This is Oradour-sur-Glane, in France. The day the soldiers came, the people were gathered together. The men were taken to garages and barns, the women and children were led down this road...and they were driven...into this church. Here, they heard the firing as their men were shot. Then...they were killed too. A few weeks later, many of those who had done the killing were themselves dead, in battle.
They never rebuilt Oradour. It's ruins are a memorial. It's martyrdom stands for thousands upon thousands of other martyrdoms in Poland, in Russia, in Burma, in China, in a world at War...:
Quote taken from a British documentary "A World at War".
We were on the two lane from the Loire Valley to Les Eyzies in Dordogne.
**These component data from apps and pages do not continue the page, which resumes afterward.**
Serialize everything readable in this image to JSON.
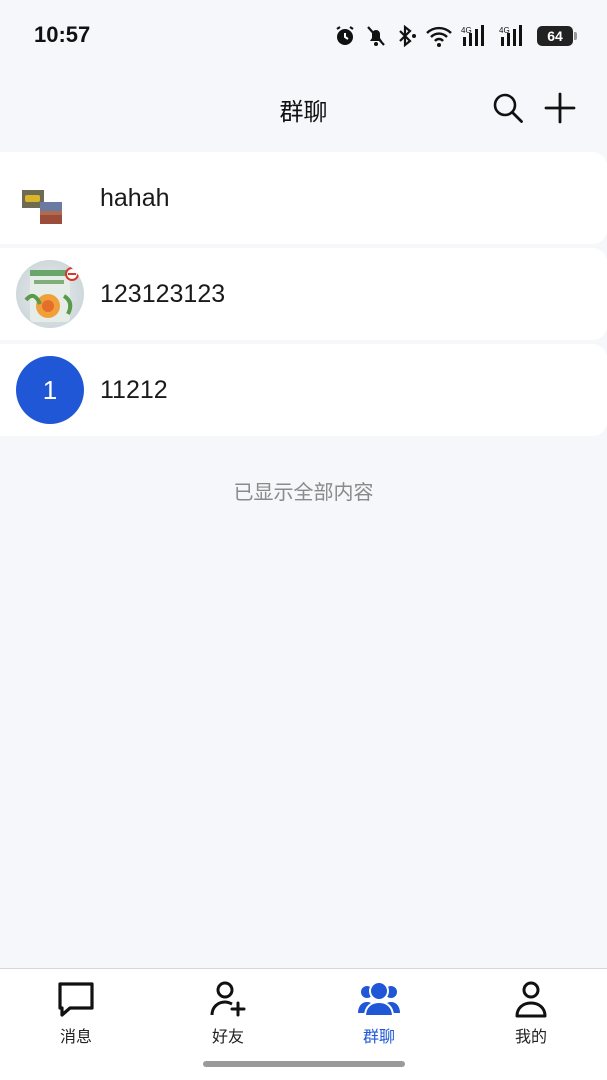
{
  "status_bar": {
    "time": "10:57",
    "battery": "64",
    "icons": [
      "alarm-icon",
      "mute-icon",
      "bluetooth-icon",
      "wifi-icon",
      "signal-4g-icon",
      "signal-4g-icon",
      "battery-icon"
    ]
  },
  "header": {
    "title": "群聊",
    "search_icon": "search-icon",
    "add_icon": "plus-icon"
  },
  "groups": [
    {
      "name": "hahah",
      "avatar": "photo"
    },
    {
      "name": "123123123",
      "avatar": "photo"
    },
    {
      "name": "11212",
      "avatar": "letter",
      "avatar_text": "1",
      "avatar_color": "#1f57d6"
    }
  ],
  "list_end_note": "已显示全部内容",
  "tabs": [
    {
      "label": "消息",
      "icon": "chat-bubble-icon",
      "active": false
    },
    {
      "label": "好友",
      "icon": "add-friend-icon",
      "active": false
    },
    {
      "label": "群聊",
      "icon": "group-icon",
      "active": true
    },
    {
      "label": "我的",
      "icon": "profile-icon",
      "active": false
    }
  ],
  "colors": {
    "accent": "#1f57d6",
    "background": "#f6f7fb"
  }
}
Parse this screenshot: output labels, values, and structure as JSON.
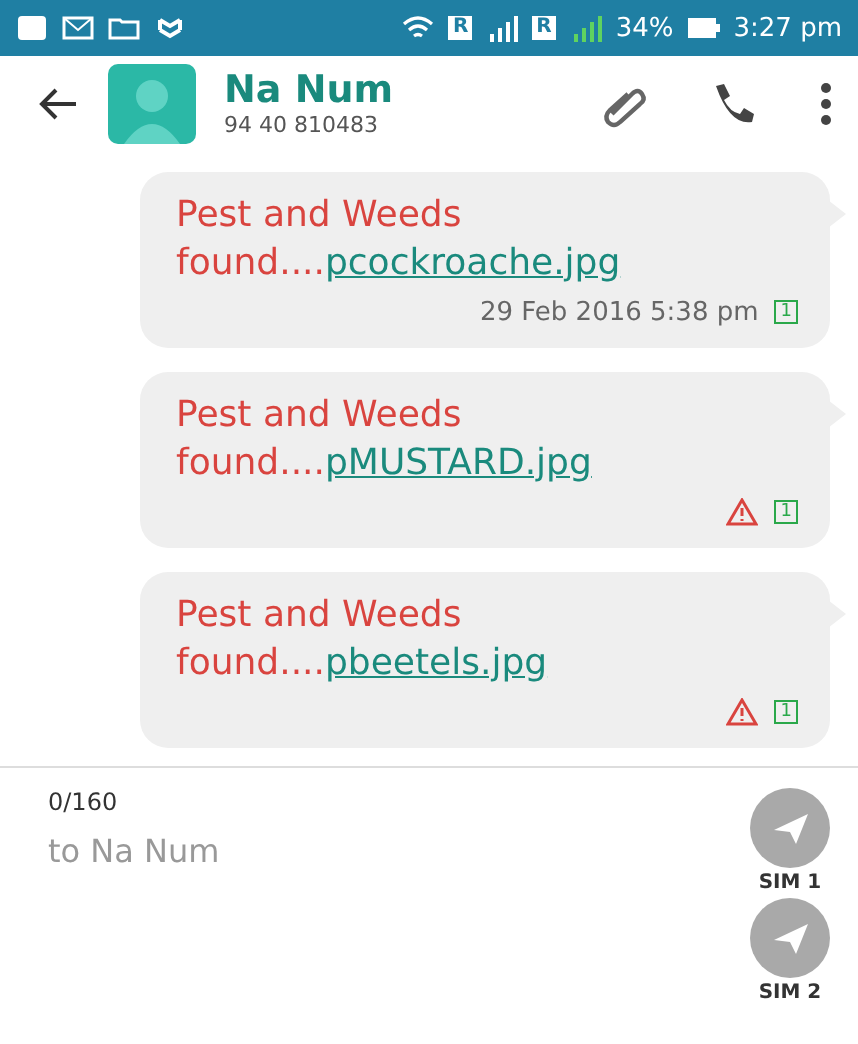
{
  "status_bar": {
    "sim_badges": [
      "R",
      "R"
    ],
    "battery_percent": "34%",
    "time": "3:27 pm"
  },
  "header": {
    "contact_name": "Na Num",
    "contact_number": "94 40 810483"
  },
  "messages": [
    {
      "text": "Pest and Weeds found....",
      "attachment": "pcockroache.jpg",
      "time": "29 Feb 2016 5:38 pm",
      "failed": false,
      "sim": "1"
    },
    {
      "text": "Pest and Weeds found....",
      "attachment": "pMUSTARD.jpg",
      "failed": true,
      "sim": "1"
    },
    {
      "text": "Pest and Weeds found....",
      "attachment": "pbeetels.jpg",
      "failed": true,
      "sim": "1"
    }
  ],
  "composer": {
    "counter": "0/160",
    "placeholder": "to Na Num",
    "send_buttons": [
      {
        "label": "SIM 1"
      },
      {
        "label": "SIM 2"
      }
    ]
  }
}
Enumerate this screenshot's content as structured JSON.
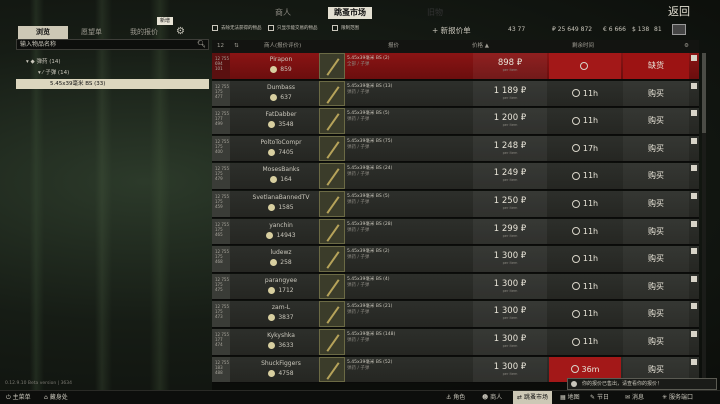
{
  "header": {
    "sub_tabs": [
      "浏览",
      "愿望单",
      "我的报价"
    ],
    "new_badge": "新增",
    "main_tabs": [
      "商人",
      "跳蚤市场",
      "旧物"
    ],
    "filters": [
      "去除无法获得的物品",
      "只显示能交易的物品",
      "限制范围"
    ],
    "wishlist_label": "新报价单",
    "currency": [
      "43 77",
      "₽ 25 649 872",
      "€ 6 666",
      "$ 138",
      "81"
    ],
    "back_label": "返回"
  },
  "sidebar": {
    "search_placeholder": "输入物品名称",
    "tree": [
      {
        "label": "弹药 (14)"
      },
      {
        "label": "子弹 (14)"
      },
      {
        "label": "5.45x39毫米 BS (33)"
      }
    ],
    "version": "0.12.9.10 Beta version | 3634"
  },
  "table": {
    "headers": {
      "level": "12",
      "seller": "商人(报价评价)",
      "item": "报价",
      "price": "价格 ▲",
      "expiry": "剩余时间"
    },
    "rows": [
      {
        "seller": "Pirapon",
        "rep": "859",
        "item": "5.45x39毫米 BS (2)",
        "sub": "全部 / 子弹",
        "price": "898 ₽",
        "time": "",
        "action": "缺货",
        "mine": true,
        "lvl": "12 755 694 101"
      },
      {
        "seller": "Dumbass",
        "rep": "637",
        "item": "5.45x39毫米 BS (13)",
        "sub": "弹药 / 子弹",
        "price": "1 189 ₽",
        "time": "11h",
        "action": "购买",
        "mine": false,
        "lvl": "12 755 175 477"
      },
      {
        "seller": "FatDabber",
        "rep": "3548",
        "item": "5.45x39毫米 BS (5)",
        "sub": "弹药 / 子弹",
        "price": "1 200 ₽",
        "time": "11h",
        "action": "购买",
        "mine": false,
        "lvl": "12 755 177 499"
      },
      {
        "seller": "PoltoToCompr",
        "rep": "7405",
        "item": "5.45x39毫米 BS (75)",
        "sub": "弹药 / 子弹",
        "price": "1 248 ₽",
        "time": "17h",
        "action": "购买",
        "mine": false,
        "lvl": "12 755 175 400"
      },
      {
        "seller": "MosesBanks",
        "rep": "164",
        "item": "5.45x39毫米 BS (24)",
        "sub": "弹药 / 子弹",
        "price": "1 249 ₽",
        "time": "11h",
        "action": "购买",
        "mine": false,
        "lvl": "12 755 175 479"
      },
      {
        "seller": "SvetlanaBannedTV",
        "rep": "1585",
        "item": "5.45x39毫米 BS (5)",
        "sub": "弹药 / 子弹",
        "price": "1 250 ₽",
        "time": "11h",
        "action": "购买",
        "mine": false,
        "lvl": "12 755 175 459"
      },
      {
        "seller": "yanchin",
        "rep": "14943",
        "item": "5.45x39毫米 BS (28)",
        "sub": "弹药 / 子弹",
        "price": "1 299 ₽",
        "time": "11h",
        "action": "购买",
        "mine": false,
        "lvl": "12 755 175 465"
      },
      {
        "seller": "ludewz",
        "rep": "258",
        "item": "5.45x39毫米 BS (2)",
        "sub": "弹药 / 子弹",
        "price": "1 300 ₽",
        "time": "11h",
        "action": "购买",
        "mine": false,
        "lvl": "12 755 175 468"
      },
      {
        "seller": "parangyee",
        "rep": "1712",
        "item": "5.45x39毫米 BS (4)",
        "sub": "弹药 / 子弹",
        "price": "1 300 ₽",
        "time": "11h",
        "action": "购买",
        "mine": false,
        "lvl": "12 755 175 475"
      },
      {
        "seller": "zam-L",
        "rep": "3837",
        "item": "5.45x39毫米 BS (21)",
        "sub": "弹药 / 子弹",
        "price": "1 300 ₽",
        "time": "11h",
        "action": "购买",
        "mine": false,
        "lvl": "12 755 175 473"
      },
      {
        "seller": "Kykyshka",
        "rep": "3633",
        "item": "5.45x39毫米 BS (148)",
        "sub": "弹药 / 子弹",
        "price": "1 300 ₽",
        "time": "11h",
        "action": "购买",
        "mine": false,
        "lvl": "12 755 177 474"
      },
      {
        "seller": "ShuckFiggers",
        "rep": "4758",
        "item": "5.45x39毫米 BS (52)",
        "sub": "弹药 / 子弹",
        "price": "1 300 ₽",
        "time": "36m",
        "action": "购买",
        "mine": false,
        "expiring": true,
        "lvl": "12 755 183 488"
      }
    ]
  },
  "notice": "你的报价已售出，请查看你的报价！",
  "bottombar": {
    "items": [
      "主菜单",
      "藏身处",
      "角色",
      "商人",
      "跳蚤市场",
      "地图",
      "节日",
      "消息",
      "服务端口"
    ]
  }
}
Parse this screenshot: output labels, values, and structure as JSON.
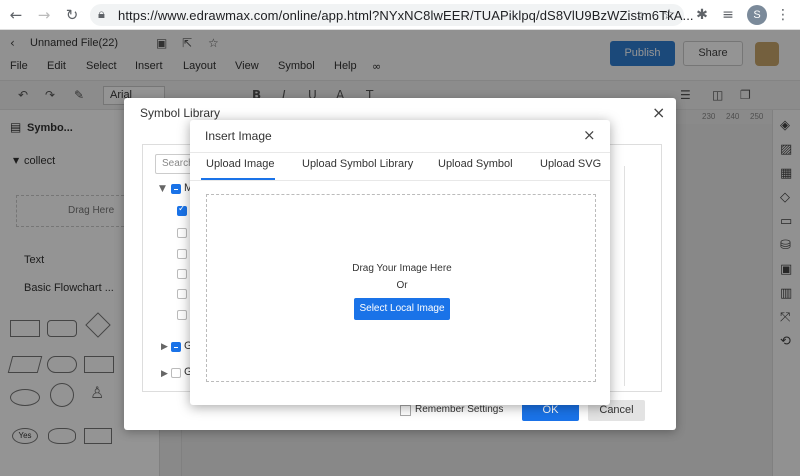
{
  "browser": {
    "url": "https://www.edrawmax.com/online/app.html?NYxNC8lwEER/TUAPiklpq/dS8VlU9BzWZistm6TkA...",
    "profile_initial": "S"
  },
  "app": {
    "file_name": "Unnamed File(22)",
    "menu": [
      "File",
      "Edit",
      "Select",
      "Insert",
      "Layout",
      "View",
      "Symbol",
      "Help"
    ],
    "publish_label": "Publish",
    "share_label": "Share",
    "font_name": "Arial",
    "ruler_ticks": [
      "230",
      "240",
      "250"
    ],
    "left_panel": {
      "title": "Symbo...",
      "collect_label": "collect",
      "drag_here": "Drag Here",
      "text_label": "Text",
      "basic_flowchart": "Basic Flowchart ...",
      "yes_label": "Yes"
    }
  },
  "symbol_library": {
    "title": "Symbol Library",
    "search_placeholder": "Search",
    "tree_letters": [
      "M",
      "G",
      "G"
    ],
    "remember_label": "Remember Settings",
    "ok_label": "OK",
    "cancel_label": "Cancel"
  },
  "insert_image": {
    "title": "Insert Image",
    "tabs": [
      "Upload Image",
      "Upload Symbol Library",
      "Upload Symbol",
      "Upload SVG"
    ],
    "active_tab": "Upload Image",
    "drag_text": "Drag Your Image Here",
    "or_text": "Or",
    "select_button": "Select Local Image"
  },
  "colors": {
    "accent": "#1a73e8",
    "publish": "#2f7fd3"
  }
}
Somewhere in the back of my memorie I had heard stories about Oradour-sur-Glane...the atrocities that were committed there on a summer day during the german occupation of France, only a few days after the D Day landings on the beaches of Normandie. When I saw the road sign it meant several hours off our schedule...but we had no schedule (something that we constantly had to remind ourselves...attempting to rid ourselves of the daily grind we left behind in Indiana). We headed for Oradour.
Having lived through September 11th first hand in the New york area I thought I was prepared for what we would see here. I witnessed the trauma and destruction left behind during the 4 days I remained after 911...seeing ground zero... remembering the rage I felt at the sight of what man is capable of doing to his fellow man. This day would bring back all those feelings again.
Oradour-sur-Glane has been set aside as a French National Memorial. The village remains exactly as it was left on June 10th, 1944. The Nazis were looking for a French resistance fighter thought to be hiding out in Oradour. The search escalated into a complete slaughter of the men, women and children...over 600...of the village of Oradour -sur-Glane. They then set the village on fire. Many were burnt alive. Walking through the village I noticed a complete silence even though there were visiters that day. How this must have affected the French psyche...trying to sort out the Why of such a meaningless loss of life.
As I was taking pictures, I became the subject of two Frenchmen, both with understandable re-actions to my taking the pictures. The conversation was in French and directed at me and at each other. "Disgusting....How can you photograph such a sight...have you no reverence at what happened here?" The other stepping into the conversation..."It is good that he takes the pictures...we must never forget what happened here...always remember...(souviens-toi) tell and show your friends when you return home what happened here".
A moment in time that I will never forget....Souviens-Toi.